"19. The Petitioner did not intelligently understand or know his rights with respect to the hearing. He was not timely or sufficiently advised or notified with respect to his rights so as to afford him the timely opportunity to avail himself of them. The hearing on March 20, 1959, was a unilateral proceeding, not participated in by Petitioner because of his failure to appreciate its purpose or nature or significance, and wholly violative of his statutory and Constitutional rights of representation and participation." (Emphasis supplied.)
We confirm these quoted findings which are fully supported by the great weight and clear preponderance of the evidence. We further determine that petitioner was denied his statutory and constitutional rights to be represented by counsel at this 1959 hearing. This brings us to the crucial issue of whether this denial is jurisdictional so as to render completely void the order of March 20, 1959, or whether it is a non jurisdictional error which can be cured by a new court hearing on the original or further departmental order continuing control at which petitioner is adequately represented by counsel. If the March 20, 1959, order were to be held absolutely void then petitioner would be entitled to his immediate release from control.
A majority of the court conclude that the error is nonjurisdictional. Being nonjurisdictional, if petitioner any time prior to the 1964 hearing had filed a petition for habeas corpus, the remedy which would have been accorded him would have been to order a new court hearing at which he would have been provided with counsel, if indigent, and accorded the other rights provided in sub. (14) of sec. 959.15, Stats. However, the 1964 hearing upon the further order of the department did accord petitioner all these rights and renders the errors of the 1959 hearing nonprejudicial as of this time.

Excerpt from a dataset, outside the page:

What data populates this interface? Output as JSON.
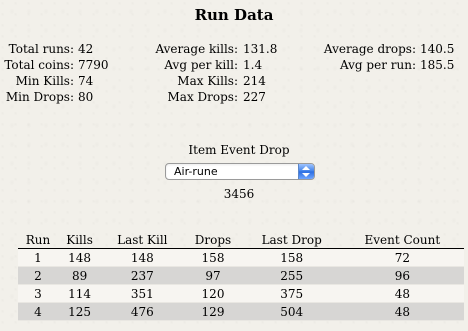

The court majority predicate their determination of nonjurisdictional error upon legislative intent. They cannot conceive that the legislature intended that one convicted of a sex crime whom both the department and the committing court after a hearing had determined to be potentially dangerous to the public should be absolutely released because of error in denying representation by counsel. Rather they are convinced that it would better accord with legislative intent to hold that the error was curable by a further court hearing conducted in accordance with statute.
The findings of the circuit court are confirmed and the petition for habeas corpus is denied.